The data START

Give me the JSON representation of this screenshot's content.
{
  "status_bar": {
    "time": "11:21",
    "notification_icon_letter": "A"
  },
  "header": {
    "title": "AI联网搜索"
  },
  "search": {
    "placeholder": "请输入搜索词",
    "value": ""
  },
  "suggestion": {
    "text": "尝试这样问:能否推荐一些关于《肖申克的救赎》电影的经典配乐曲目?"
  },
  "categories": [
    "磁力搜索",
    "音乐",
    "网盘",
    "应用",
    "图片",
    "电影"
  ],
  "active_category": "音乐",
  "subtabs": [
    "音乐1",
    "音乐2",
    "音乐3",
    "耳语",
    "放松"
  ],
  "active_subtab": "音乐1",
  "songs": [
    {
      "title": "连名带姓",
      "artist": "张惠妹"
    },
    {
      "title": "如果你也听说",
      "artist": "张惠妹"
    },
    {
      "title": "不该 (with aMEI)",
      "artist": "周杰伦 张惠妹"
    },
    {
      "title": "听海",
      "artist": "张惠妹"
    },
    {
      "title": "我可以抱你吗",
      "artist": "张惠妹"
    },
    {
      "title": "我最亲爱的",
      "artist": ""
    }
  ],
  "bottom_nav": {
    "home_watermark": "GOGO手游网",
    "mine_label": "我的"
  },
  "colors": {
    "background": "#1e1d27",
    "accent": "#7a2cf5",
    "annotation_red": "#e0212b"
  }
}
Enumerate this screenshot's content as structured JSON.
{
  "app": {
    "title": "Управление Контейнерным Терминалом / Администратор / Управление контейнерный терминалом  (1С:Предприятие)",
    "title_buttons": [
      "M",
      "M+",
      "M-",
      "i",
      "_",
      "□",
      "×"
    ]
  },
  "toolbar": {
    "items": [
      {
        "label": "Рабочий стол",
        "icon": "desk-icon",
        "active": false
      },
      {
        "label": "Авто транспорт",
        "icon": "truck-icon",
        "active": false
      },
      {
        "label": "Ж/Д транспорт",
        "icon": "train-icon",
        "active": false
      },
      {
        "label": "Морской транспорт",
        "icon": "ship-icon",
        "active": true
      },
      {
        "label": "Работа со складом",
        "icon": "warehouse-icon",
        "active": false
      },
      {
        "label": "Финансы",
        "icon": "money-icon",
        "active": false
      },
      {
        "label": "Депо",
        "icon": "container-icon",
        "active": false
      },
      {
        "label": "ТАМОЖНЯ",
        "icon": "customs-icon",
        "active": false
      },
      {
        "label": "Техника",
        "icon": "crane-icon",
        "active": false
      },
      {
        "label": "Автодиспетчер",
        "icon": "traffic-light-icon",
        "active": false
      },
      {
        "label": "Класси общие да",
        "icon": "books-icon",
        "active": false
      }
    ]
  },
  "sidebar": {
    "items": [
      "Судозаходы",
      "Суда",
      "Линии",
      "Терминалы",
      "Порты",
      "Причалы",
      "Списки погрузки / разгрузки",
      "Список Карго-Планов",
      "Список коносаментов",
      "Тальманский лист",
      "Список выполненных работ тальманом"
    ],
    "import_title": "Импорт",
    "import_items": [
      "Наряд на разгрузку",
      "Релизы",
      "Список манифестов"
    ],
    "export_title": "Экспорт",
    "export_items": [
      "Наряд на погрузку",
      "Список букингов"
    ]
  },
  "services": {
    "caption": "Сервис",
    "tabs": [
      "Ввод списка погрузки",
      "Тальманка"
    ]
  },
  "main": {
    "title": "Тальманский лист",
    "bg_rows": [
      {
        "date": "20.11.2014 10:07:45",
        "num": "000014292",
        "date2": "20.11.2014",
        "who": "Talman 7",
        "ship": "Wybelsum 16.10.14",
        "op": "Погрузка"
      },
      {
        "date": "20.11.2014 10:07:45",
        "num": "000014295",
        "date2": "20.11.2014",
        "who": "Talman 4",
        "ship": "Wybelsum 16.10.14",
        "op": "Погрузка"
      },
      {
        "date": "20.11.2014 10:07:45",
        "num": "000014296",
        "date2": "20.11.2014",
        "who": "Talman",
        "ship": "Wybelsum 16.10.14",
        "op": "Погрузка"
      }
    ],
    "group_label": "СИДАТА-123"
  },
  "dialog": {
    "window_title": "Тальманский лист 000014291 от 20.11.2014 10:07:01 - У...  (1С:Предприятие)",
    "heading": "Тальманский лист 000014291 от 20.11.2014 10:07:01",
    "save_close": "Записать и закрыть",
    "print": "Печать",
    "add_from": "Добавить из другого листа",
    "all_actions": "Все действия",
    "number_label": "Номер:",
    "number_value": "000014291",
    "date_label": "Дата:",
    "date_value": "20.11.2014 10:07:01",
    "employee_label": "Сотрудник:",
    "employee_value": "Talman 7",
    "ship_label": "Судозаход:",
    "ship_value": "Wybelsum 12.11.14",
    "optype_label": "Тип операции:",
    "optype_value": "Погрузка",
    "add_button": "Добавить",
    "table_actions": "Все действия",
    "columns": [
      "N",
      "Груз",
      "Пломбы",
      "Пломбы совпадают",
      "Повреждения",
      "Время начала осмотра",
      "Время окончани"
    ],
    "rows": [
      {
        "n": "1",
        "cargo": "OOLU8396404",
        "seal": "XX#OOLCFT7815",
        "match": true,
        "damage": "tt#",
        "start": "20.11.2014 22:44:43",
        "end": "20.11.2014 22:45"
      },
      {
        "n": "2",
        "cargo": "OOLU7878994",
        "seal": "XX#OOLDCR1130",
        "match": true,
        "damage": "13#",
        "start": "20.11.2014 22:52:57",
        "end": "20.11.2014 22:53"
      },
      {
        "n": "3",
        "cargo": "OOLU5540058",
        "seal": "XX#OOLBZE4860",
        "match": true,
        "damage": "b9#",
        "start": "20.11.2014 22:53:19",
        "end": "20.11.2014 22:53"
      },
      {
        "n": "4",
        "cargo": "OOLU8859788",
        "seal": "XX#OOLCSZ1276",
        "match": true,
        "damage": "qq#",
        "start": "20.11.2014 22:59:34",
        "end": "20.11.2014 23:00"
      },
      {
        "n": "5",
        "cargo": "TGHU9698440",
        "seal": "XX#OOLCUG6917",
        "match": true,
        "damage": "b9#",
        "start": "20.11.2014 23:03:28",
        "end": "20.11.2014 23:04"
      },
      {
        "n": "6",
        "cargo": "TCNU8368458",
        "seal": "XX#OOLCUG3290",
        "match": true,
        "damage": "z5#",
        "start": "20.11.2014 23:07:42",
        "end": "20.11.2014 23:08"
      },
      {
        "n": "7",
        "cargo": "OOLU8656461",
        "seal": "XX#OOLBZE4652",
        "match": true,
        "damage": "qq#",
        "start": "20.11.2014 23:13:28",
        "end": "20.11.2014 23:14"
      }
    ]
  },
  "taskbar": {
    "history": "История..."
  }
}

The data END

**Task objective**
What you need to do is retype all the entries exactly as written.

**Answer section**
Give me the JSON representation of this screenshot's content.
{
  "status_bar": {
    "time": "11:21",
    "notification_icon_letter": "A"
  },
  "header": {
    "title": "AI联网搜索"
  },
  "search": {
    "placeholder": "请输入搜索词",
    "value": ""
  },
  "suggestion": {
    "text": "尝试这样问:能否推荐一些关于《肖申克的救赎》电影的经典配乐曲目?"
  },
  "categories": [
    "磁力搜索",
    "音乐",
    "网盘",
    "应用",
    "图片",
    "电影"
  ],
  "active_category": "音乐",
  "subtabs": [
    "音乐1",
    "音乐2",
    "音乐3",
    "耳语",
    "放松"
  ],
  "active_subtab": "音乐1",
  "songs": [
    {
      "title": "连名带姓",
      "artist": "张惠妹"
    },
    {
      "title": "如果你也听说",
      "artist": "张惠妹"
    },
    {
      "title": "不该 (with aMEI)",
      "artist": "周杰伦 张惠妹"
    },
    {
      "title": "听海",
      "artist": "张惠妹"
    },
    {
      "title": "我可以抱你吗",
      "artist": "张惠妹"
    },
    {
      "title": "我最亲爱的",
      "artist": ""
    }
  ],
  "bottom_nav": {
    "home_watermark": "GOGO手游网",
    "mine_label": "我的"
  },
  "colors": {
    "background": "#1e1d27",
    "accent": "#7a2cf5",
    "annotation_red": "#e0212b"
  }
}
Enumerate this screenshot's content as structured JSON.
{
  "app": {
    "title": "Управление Контейнерным Терминалом / Администратор / Управление контейнерный терминалом  (1С:Предприятие)",
    "title_buttons": [
      "M",
      "M+",
      "M-",
      "i",
      "_",
      "□",
      "×"
    ]
  },
  "toolbar": {
    "items": [
      {
        "label": "Рабочий стол",
        "icon": "desk-icon",
        "active": false
      },
      {
        "label": "Авто транспорт",
        "icon": "truck-icon",
        "active": false
      },
      {
        "label": "Ж/Д транспорт",
        "icon": "train-icon",
        "active": false
      },
      {
        "label": "Морской транспорт",
        "icon": "ship-icon",
        "active": true
      },
      {
        "label": "Работа со складом",
        "icon": "warehouse-icon",
        "active": false
      },
      {
        "label": "Финансы",
        "icon": "money-icon",
        "active": false
      },
      {
        "label": "Депо",
        "icon": "container-icon",
        "active": false
      },
      {
        "label": "ТАМОЖНЯ",
        "icon": "customs-icon",
        "active": false
      },
      {
        "label": "Техника",
        "icon": "crane-icon",
        "active": false
      },
      {
        "label": "Автодиспетчер",
        "icon": "traffic-light-icon",
        "active": false
      },
      {
        "label": "Класси общие да",
        "icon": "books-icon",
        "active": false
      }
    ]
  },
  "sidebar": {
    "items": [
      "Судозаходы",
      "Суда",
      "Линии",
      "Терминалы",
      "Порты",
      "Причалы",
      "Списки погрузки / разгрузки",
      "Список Карго-Планов",
      "Список коносаментов",
      "Тальманский лист",
      "Список выполненных работ тальманом"
    ],
    "import_title": "Импорт",
    "import_items": [
      "Наряд на разгрузку",
      "Релизы",
      "Список манифестов"
    ],
    "export_title": "Экспорт",
    "export_items": [
      "Наряд на погрузку",
      "Список букингов"
    ]
  },
  "services": {
    "caption": "Сервис",
    "tabs": [
      "Ввод списка погрузки",
      "Тальманка"
    ]
  },
  "main": {
    "title": "Тальманский лист",
    "bg_rows": [
      {
        "date": "20.11.2014 10:07:45",
        "num": "000014292",
        "date2": "20.11.2014",
        "who": "Talman 7",
        "ship": "Wybelsum 16.10.14",
        "op": "Погрузка"
      },
      {
        "date": "20.11.2014 10:07:45",
        "num": "000014295",
        "date2": "20.11.2014",
        "who": "Talman 4",
        "ship": "Wybelsum 16.10.14",
        "op": "Погрузка"
      },
      {
        "date": "20.11.2014 10:07:45",
        "num": "000014296",
        "date2": "20.11.2014",
        "who": "Talman",
        "ship": "Wybelsum 16.10.14",
        "op": "Погрузка"
      }
    ],
    "group_label": "СИДАТА-123"
  },
  "dialog": {
    "window_title": "Тальманский лист 000014291 от 20.11.2014 10:07:01 - У...  (1С:Предприятие)",
    "heading": "Тальманский лист 000014291 от 20.11.2014 10:07:01",
    "save_close": "Записать и закрыть",
    "print": "Печать",
    "add_from": "Добавить из другого листа",
    "all_actions": "Все действия",
    "number_label": "Номер:",
    "number_value": "000014291",
    "date_label": "Дата:",
    "date_value": "20.11.2014 10:07:01",
    "employee_label": "Сотрудник:",
    "employee_value": "Talman 7",
    "ship_label": "Судозаход:",
    "ship_value": "Wybelsum 12.11.14",
    "optype_label": "Тип операции:",
    "optype_value": "Погрузка",
    "add_button": "Добавить",
    "table_actions": "Все действия",
    "columns": [
      "N",
      "Груз",
      "Пломбы",
      "Пломбы совпадают",
      "Повреждения",
      "Время начала осмотра",
      "Время окончани"
    ],
    "rows": [
      {
        "n": "1",
        "cargo": "OOLU8396404",
        "seal": "XX#OOLCFT7815",
        "match": true,
        "damage": "tt#",
        "start": "20.11.2014 22:44:43",
        "end": "20.11.2014 22:45"
      },
      {
        "n": "2",
        "cargo": "OOLU7878994",
        "seal": "XX#OOLDCR1130",
        "match": true,
        "damage": "13#",
        "start": "20.11.2014 22:52:57",
        "end": "20.11.2014 22:53"
      },
      {
        "n": "3",
        "cargo": "OOLU5540058",
        "seal": "XX#OOLBZE4860",
        "match": true,
        "damage": "b9#",
        "start": "20.11.2014 22:53:19",
        "end": "20.11.2014 22:53"
      },
      {
        "n": "4",
        "cargo": "OOLU8859788",
        "seal": "XX#OOLCSZ1276",
        "match": true,
        "damage": "qq#",
        "start": "20.11.2014 22:59:34",
        "end": "20.11.2014 23:00"
      },
      {
        "n": "5",
        "cargo": "TGHU9698440",
        "seal": "XX#OOLCUG6917",
        "match": true,
        "damage": "b9#",
        "start": "20.11.2014 23:03:28",
        "end": "20.11.2014 23:04"
      },
      {
        "n": "6",
        "cargo": "TCNU8368458",
        "seal": "XX#OOLCUG3290",
        "match": true,
        "damage": "z5#",
        "start": "20.11.2014 23:07:42",
        "end": "20.11.2014 23:08"
      },
      {
        "n": "7",
        "cargo": "OOLU8656461",
        "seal": "XX#OOLBZE4652",
        "match": true,
        "damage": "qq#",
        "start": "20.11.2014 23:13:28",
        "end": "20.11.2014 23:14"
      }
    ]
  },
  "taskbar": {
    "history": "История..."
  }
}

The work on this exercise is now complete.